Baroque Theory and Collective Action

In his review of Akerlof and Kranton’s Identity Economics,Tom Slee argues that leftist critical theory uses ideology and false-consciousness-based approaches to explain what is better understood as a collective action problem.

Sometimes it has seemed to me as if all the avant-garde contortions of post-Marxist, post-modern political thought could have been avoided if sociologists had learned a little game theory. Instead, believing that it is in the interests of subjugated classes to throw off their shackles and yet seeing no shackles being thrown, they have resorted to more and more baroque explanations for this seeming contradiction…. Yet simple game theory would have cut this Gordian knot. Eagleton writes that “If it is rational to settle for an ambiguous mixture of misery and marginal pleasure when the political alternatives appear perilous and obscure, it is equally rational to rebel when the miseries clearly outweigh the gratifications.” But this ignores the collective action problem: just because it would be good for a group to rebel does not make it sensible for an individual to rebel. The contradiction is not a contradiction at all: was all this baroque theorizing really necessary?
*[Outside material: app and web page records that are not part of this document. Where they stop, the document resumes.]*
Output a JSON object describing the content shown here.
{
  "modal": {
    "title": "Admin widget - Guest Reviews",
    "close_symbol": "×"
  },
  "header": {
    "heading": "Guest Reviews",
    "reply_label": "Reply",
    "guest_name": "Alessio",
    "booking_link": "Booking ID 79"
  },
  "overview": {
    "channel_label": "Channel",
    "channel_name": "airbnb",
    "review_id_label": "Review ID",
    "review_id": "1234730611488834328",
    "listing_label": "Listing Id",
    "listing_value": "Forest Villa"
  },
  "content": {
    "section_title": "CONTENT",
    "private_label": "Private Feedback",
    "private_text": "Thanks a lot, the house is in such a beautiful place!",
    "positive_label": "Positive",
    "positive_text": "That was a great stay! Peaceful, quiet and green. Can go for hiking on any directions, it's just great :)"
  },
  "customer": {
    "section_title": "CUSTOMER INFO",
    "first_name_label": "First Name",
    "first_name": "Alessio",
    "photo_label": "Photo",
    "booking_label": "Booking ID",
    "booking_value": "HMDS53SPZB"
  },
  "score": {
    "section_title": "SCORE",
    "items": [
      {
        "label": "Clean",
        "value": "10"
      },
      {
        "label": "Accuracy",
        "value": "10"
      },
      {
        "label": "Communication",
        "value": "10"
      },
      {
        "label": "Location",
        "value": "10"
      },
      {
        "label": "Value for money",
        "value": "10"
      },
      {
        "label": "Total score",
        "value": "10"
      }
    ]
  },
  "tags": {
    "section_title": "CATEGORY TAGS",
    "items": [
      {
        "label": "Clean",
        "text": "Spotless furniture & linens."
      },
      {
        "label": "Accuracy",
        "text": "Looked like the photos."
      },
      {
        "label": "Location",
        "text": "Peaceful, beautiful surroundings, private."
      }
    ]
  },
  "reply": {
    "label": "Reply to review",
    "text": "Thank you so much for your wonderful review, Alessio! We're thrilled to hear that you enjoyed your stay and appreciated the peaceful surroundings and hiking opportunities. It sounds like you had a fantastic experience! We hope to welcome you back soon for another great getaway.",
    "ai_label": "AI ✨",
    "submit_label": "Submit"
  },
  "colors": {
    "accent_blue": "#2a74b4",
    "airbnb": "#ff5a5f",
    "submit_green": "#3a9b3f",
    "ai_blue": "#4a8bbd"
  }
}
That’s a good question. Another way of putting this is that we have a variety of group identities as well as individual identities and each of these comes with different rationales for behavior, different hierarchies of motives. I think baroque theorizing can help explain the means by which these various identities are constituted and delimited, and what prompts us to switch between them. The salience of our various identities can be manipulated externally, and identities can be made to seem more or less relevant or unchangable — just look at Facebook’s efforts to persuade us that we need a one online identity to have “integrity.” What we believe is important to believe about ourselves is subject to environmental conditions: class habitus; the sorts of marketing we are exposed to; the sociopolitical environment; group religiosity; etc. So the structures that lead to the cognitive dissonance that shapes our choices of whether to act in situations, or continue to act, are always in play — at every moment the nature, salience, and apparent consequences of our identity (or rather our identities) are being negotiated.

Theory speculates on what the fulcrums might be for that exogenous manipulation of identity, rather than accepting predefined identities from empirical observation or self-reports. Is that methodologically dubious? Possibly, but it may help open avenues of exploration for more empirically oriented social science.

Slee points out that “what game theory brings is an explanation of why certain patterns persist, and the introduction of identity extends these explanations to many important patterns.” One can see the power of this approach in Slee’s book No One Makes You Shop at Wal-Mart and in the work of economist Thomas Schelling, to give a few examples. They reveal how well-intentioned people can help perpetuate macro-level injustices or conditions they long to reject and change. It shows how self-interest is not all that socially benevolent in many situations. What we believe is good for society (or our group identity as a member of a community, etc.) turns out not to be something we can act upon directly; what we can directly affect as individuals has unintended, contrary consequences at that level.

But ideally baroque theory can investigate whether power in society turns us against collective identity and traps us in self-interested behavior that reinforces existing power relations. It can explore why game theory holds for human behavior, rather than accept its structure and logic as given. This is part of what makes it so frequently baroque; it sometimes attempts to explore human behavior without recourse to formal logic or a stable definition of rationality or a simple, measurable balance of pros and cons. (I tried to make a similar point in my post on Identity Economics.)

Identity, ideology, and micromotives are concatenated in a complex cluster. Slee makes a crucial point that illuminates how ideology tends to work: “To articulate beliefs carries with it a cost.” That cost is socially negotiated — a matter of not just education and diligence but of courage. When beliefs are “expensive” to express (to bring it back within economics-style analysis), we avoid clarifying them even to ourselves and find ourselves conforming to beliefs that are already circulating and are attached to generic identities that are also circulating. Power adheres there, in that circulation. In other words, that is how ideologies become hegemonic; that is how identity’s building blocks, which dictate the limits of our identity, are determined. Who circulates them, and how, and what drives up the cost of expressing beliefs? These are the questions of baroque theory, perhaps of sociology in general.